Electronic devices around the house seem to be multiplying, so it stands to reason that more small batteries—health threats when swallowed by children—are being used to power them. "If I only paid attention to the kind of batteries the remote controls required!" one woman wrote on a hospital blog after her son's ordeal. The 1-year-old ate a button battery that fell out of a DVD player remote. It burned a hole through his esophagus, and he needed six surgeries, CNN reports. But the batteries aren't just in remotes or prominent devices: They can be found in blinking ornaments and singing greeting cards.
Children were taken to emergency rooms twice as often from 2010 to 2019 with battery poisoning as in the decade before, a new study has found.
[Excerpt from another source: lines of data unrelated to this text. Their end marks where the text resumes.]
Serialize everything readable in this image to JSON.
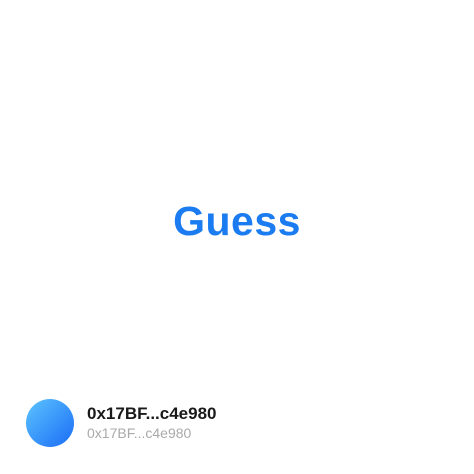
{
  "main": {
    "title": "Guess"
  },
  "account": {
    "address_primary": "0x17BF...c4e980",
    "address_secondary": "0x17BF...c4e980"
  },
  "colors": {
    "accent": "#1a7cf0",
    "avatar_gradient_start": "#5cc4ff",
    "avatar_gradient_end": "#1a6cf6"
  }
}
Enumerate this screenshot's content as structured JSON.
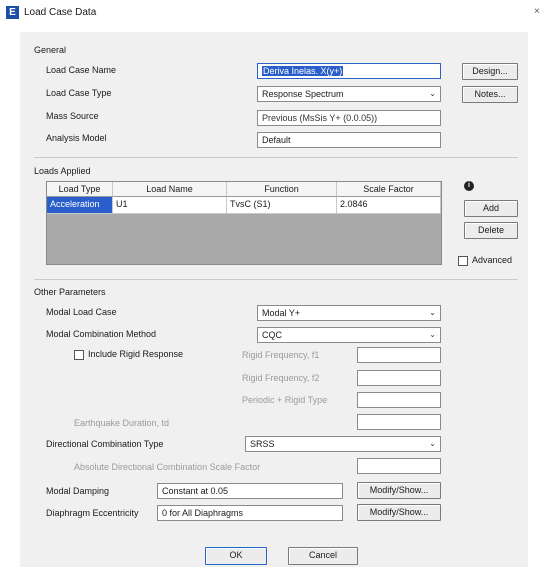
{
  "window": {
    "title": "Load Case Data",
    "app_icon": "E",
    "close_glyph": "×"
  },
  "general": {
    "group_title": "General",
    "load_case_name_label": "Load Case Name",
    "load_case_name_value": "Deriva Inelas. X(y+)",
    "load_case_type_label": "Load Case Type",
    "load_case_type_value": "Response Spectrum",
    "mass_source_label": "Mass Source",
    "mass_source_value": "Previous (MsSis Y+ (0.0.05))",
    "analysis_model_label": "Analysis Model",
    "analysis_model_value": "Default",
    "design_button": "Design...",
    "notes_button": "Notes..."
  },
  "loads_applied": {
    "group_title": "Loads Applied",
    "columns": [
      "Load Type",
      "Load Name",
      "Function",
      "Scale Factor"
    ],
    "rows": [
      {
        "load_type": "Acceleration",
        "load_name": "U1",
        "function": "TvsC (S1)",
        "scale_factor": "2.0846"
      }
    ],
    "add_button": "Add",
    "delete_button": "Delete",
    "advanced_label": "Advanced",
    "advanced_checked": false
  },
  "other_parameters": {
    "group_title": "Other Parameters",
    "modal_load_case_label": "Modal Load Case",
    "modal_load_case_value": "Modal Y+",
    "modal_combination_method_label": "Modal Combination Method",
    "modal_combination_method_value": "CQC",
    "include_rigid_response_label": "Include Rigid Response",
    "include_rigid_response_checked": false,
    "rigid_frequency_f1_label": "Rigid Frequency, f1",
    "rigid_frequency_f2_label": "Rigid Frequency, f2",
    "periodic_rigid_type_label": "Periodic + Rigid Type",
    "earthquake_duration_label": "Earthquake Duration, td",
    "directional_combination_type_label": "Directional Combination Type",
    "directional_combination_type_value": "SRSS",
    "absolute_directional_label": "Absolute Directional Combination Scale Factor",
    "modal_damping_label": "Modal Damping",
    "modal_damping_value": "Constant at 0.05",
    "diaphragm_eccentricity_label": "Diaphragm Eccentricity",
    "diaphragm_eccentricity_value": "0 for All Diaphragms",
    "modify_show_button": "Modify/Show...",
    "modify_show_button_2": "Modify/Show..."
  },
  "footer": {
    "ok_button": "OK",
    "cancel_button": "Cancel"
  },
  "colors": {
    "selection": "#2a5ecb",
    "dialog_bg": "#f0f0f0",
    "table_empty": "#a9a9a9"
  }
}
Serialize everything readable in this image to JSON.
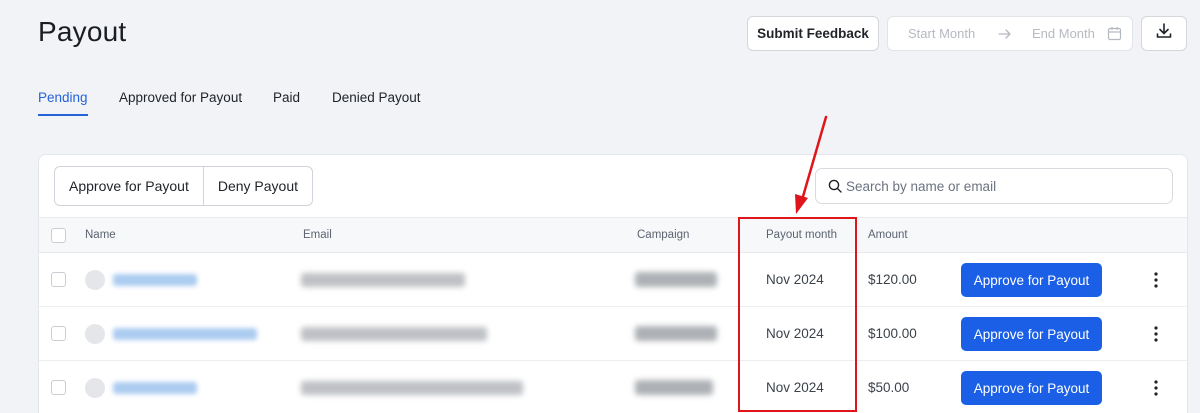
{
  "page": {
    "title": "Payout"
  },
  "header": {
    "feedback_label": "Submit Feedback",
    "start_month_placeholder": "Start Month",
    "end_month_placeholder": "End Month"
  },
  "tabs": [
    {
      "label": "Pending",
      "active": true
    },
    {
      "label": "Approved for Payout",
      "active": false
    },
    {
      "label": "Paid",
      "active": false
    },
    {
      "label": "Denied Payout",
      "active": false
    }
  ],
  "toolbar": {
    "approve_label": "Approve for Payout",
    "deny_label": "Deny Payout",
    "search_placeholder": "Search by name or email"
  },
  "table": {
    "columns": [
      "Name",
      "Email",
      "Campaign",
      "Payout month",
      "Amount"
    ],
    "rows": [
      {
        "payout_month": "Nov 2024",
        "amount": "$120.00",
        "action_label": "Approve for Payout"
      },
      {
        "payout_month": "Nov 2024",
        "amount": "$100.00",
        "action_label": "Approve for Payout"
      },
      {
        "payout_month": "Nov 2024",
        "amount": "$50.00",
        "action_label": "Approve for Payout"
      }
    ]
  },
  "colors": {
    "accent": "#2563d9",
    "primary_button": "#1a5fe6",
    "annotation": "#e0151b"
  }
}
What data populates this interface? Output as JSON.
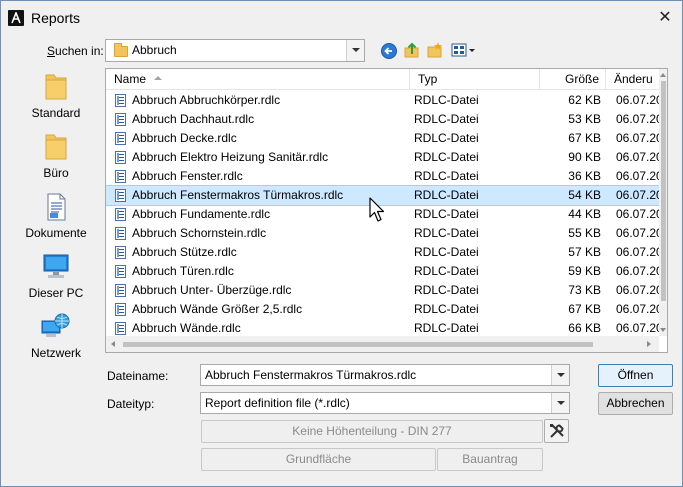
{
  "window": {
    "title": "Reports",
    "close_glyph": "✕"
  },
  "lookin": {
    "label_prefix": "S",
    "label_rest": "uchen in:",
    "value": "Abbruch"
  },
  "toolbar": {
    "icons": [
      "back-icon",
      "up-folder-icon",
      "new-folder-icon",
      "view-menu-icon"
    ]
  },
  "places": [
    {
      "label": "Standard",
      "icon": "folder-icon"
    },
    {
      "label": "Büro",
      "icon": "folder-icon"
    },
    {
      "label": "Dokumente",
      "icon": "document-icon"
    },
    {
      "label": "Dieser PC",
      "icon": "computer-icon"
    },
    {
      "label": "Netzwerk",
      "icon": "network-icon"
    }
  ],
  "columns": {
    "name": "Name",
    "type": "Typ",
    "size": "Größe",
    "date": "Änderu"
  },
  "files": [
    {
      "name": "Abbruch Abbruchkörper.rdlc",
      "type": "RDLC-Datei",
      "size": "62 KB",
      "date": "06.07.20"
    },
    {
      "name": "Abbruch Dachhaut.rdlc",
      "type": "RDLC-Datei",
      "size": "53 KB",
      "date": "06.07.20"
    },
    {
      "name": "Abbruch Decke.rdlc",
      "type": "RDLC-Datei",
      "size": "67 KB",
      "date": "06.07.20"
    },
    {
      "name": "Abbruch Elektro Heizung Sanitär.rdlc",
      "type": "RDLC-Datei",
      "size": "90 KB",
      "date": "06.07.20"
    },
    {
      "name": "Abbruch Fenster.rdlc",
      "type": "RDLC-Datei",
      "size": "36 KB",
      "date": "06.07.20"
    },
    {
      "name": "Abbruch Fenstermakros Türmakros.rdlc",
      "type": "RDLC-Datei",
      "size": "54 KB",
      "date": "06.07.20",
      "selected": true
    },
    {
      "name": "Abbruch Fundamente.rdlc",
      "type": "RDLC-Datei",
      "size": "44 KB",
      "date": "06.07.20"
    },
    {
      "name": "Abbruch Schornstein.rdlc",
      "type": "RDLC-Datei",
      "size": "55 KB",
      "date": "06.07.20"
    },
    {
      "name": "Abbruch Stütze.rdlc",
      "type": "RDLC-Datei",
      "size": "57 KB",
      "date": "06.07.20"
    },
    {
      "name": "Abbruch Türen.rdlc",
      "type": "RDLC-Datei",
      "size": "59 KB",
      "date": "06.07.20"
    },
    {
      "name": "Abbruch Unter- Überzüge.rdlc",
      "type": "RDLC-Datei",
      "size": "73 KB",
      "date": "06.07.20"
    },
    {
      "name": "Abbruch Wände Größer 2,5.rdlc",
      "type": "RDLC-Datei",
      "size": "67 KB",
      "date": "06.07.20"
    },
    {
      "name": "Abbruch Wände.rdlc",
      "type": "RDLC-Datei",
      "size": "66 KB",
      "date": "06.07.20"
    }
  ],
  "filename": {
    "label": "Dateiname:",
    "value": "Abbruch Fenstermakros Türmakros.rdlc"
  },
  "filetype": {
    "label": "Dateityp:",
    "value": "Report definition file (*.rdlc)"
  },
  "buttons": {
    "open": "Öffnen",
    "cancel": "Abbrechen",
    "height_division": "Keine Höhenteilung - DIN 277",
    "floor_area": "Grundfläche",
    "building_application": "Bauantrag"
  },
  "colors": {
    "selection": "#cde8ff",
    "selection_border": "#99d1ff",
    "primary_button_border": "#3c7fb1"
  }
}
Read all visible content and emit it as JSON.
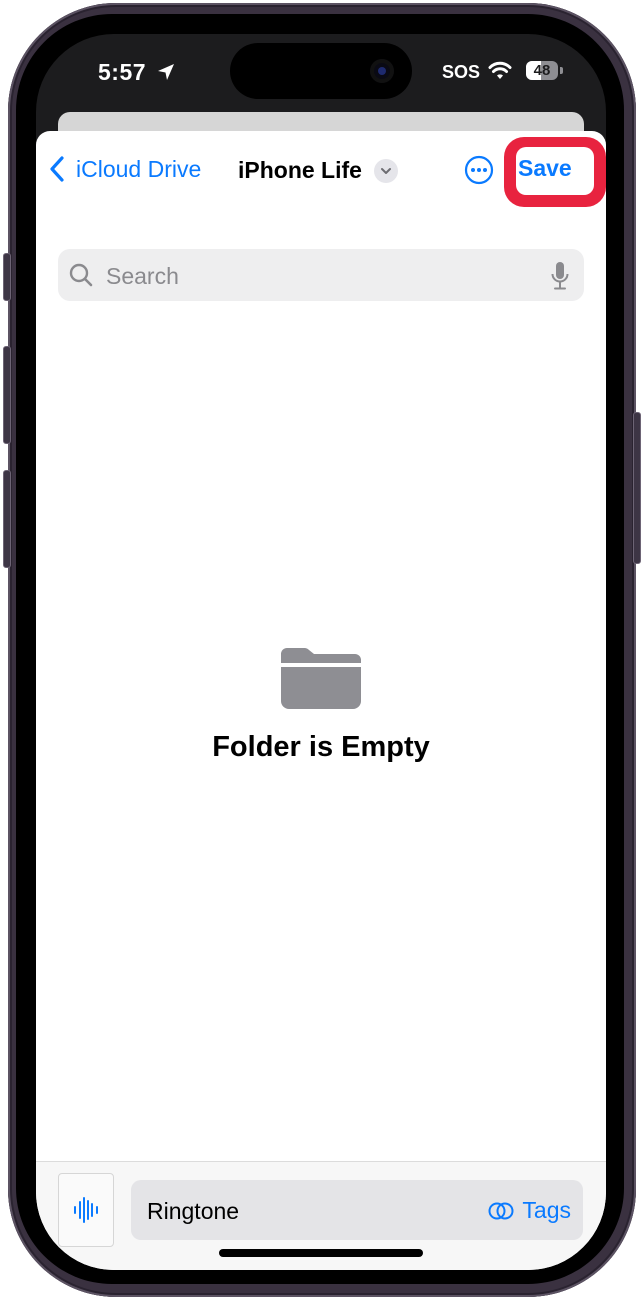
{
  "status_bar": {
    "time": "5:57",
    "location_icon": "location-arrow-icon",
    "carrier_status": "SOS",
    "wifi_icon": "wifi-icon",
    "battery_percent": 48
  },
  "nav": {
    "back_label": "iCloud Drive",
    "back_icon": "chevron-left-icon",
    "title": "iPhone Life",
    "title_menu_icon": "chevron-down-icon",
    "more_icon": "ellipsis-circle-icon",
    "save_label": "Save",
    "highlight_color": "#e8233f"
  },
  "search": {
    "placeholder": "Search",
    "value": "",
    "search_icon": "magnifying-glass-icon",
    "mic_icon": "microphone-icon"
  },
  "content": {
    "empty_icon": "folder-icon",
    "empty_label": "Folder is Empty"
  },
  "bottom_bar": {
    "file_icon": "audio-waveform-icon",
    "filename": "Ringtone",
    "tags_label": "Tags",
    "tags_icon": "tags-circles-icon"
  },
  "colors": {
    "accent": "#0a7aff",
    "folder_gray": "#8e8e93"
  }
}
For children under 18, that works out to one battery-related emergency visit every 1.25 hours, said the report, which was published Monday in Pediatrics. Toddlers, who often put objects they find in their mouths, are the biggest worry. Lithium button batteries still have a current after falling out of a device, which can interact with saliva if a battery gets stuck in a child's throat. That leads to "a chemical reaction that can severely burn the esophagus in as little as two hours," Children's Hospital of Philadelphia warned.
Experts recommend using devices whose battery compartment won't open without a screwdriver or special tool. The National Poison Control Center advises avoiding batteries the size of a penny or bigger, especially common ones marked CR2032, CR2025, or CR2016, if children are in the house. "If swallowed and not removed promptly, these larger button batteries can cause death," the center said. If a child may have swallowed a battery, experts say not to wait to see symptoms: "Call the National Battery Ingestion Hotline at 800-498-8666 immediately." (Read more lithium ion batteries stories.)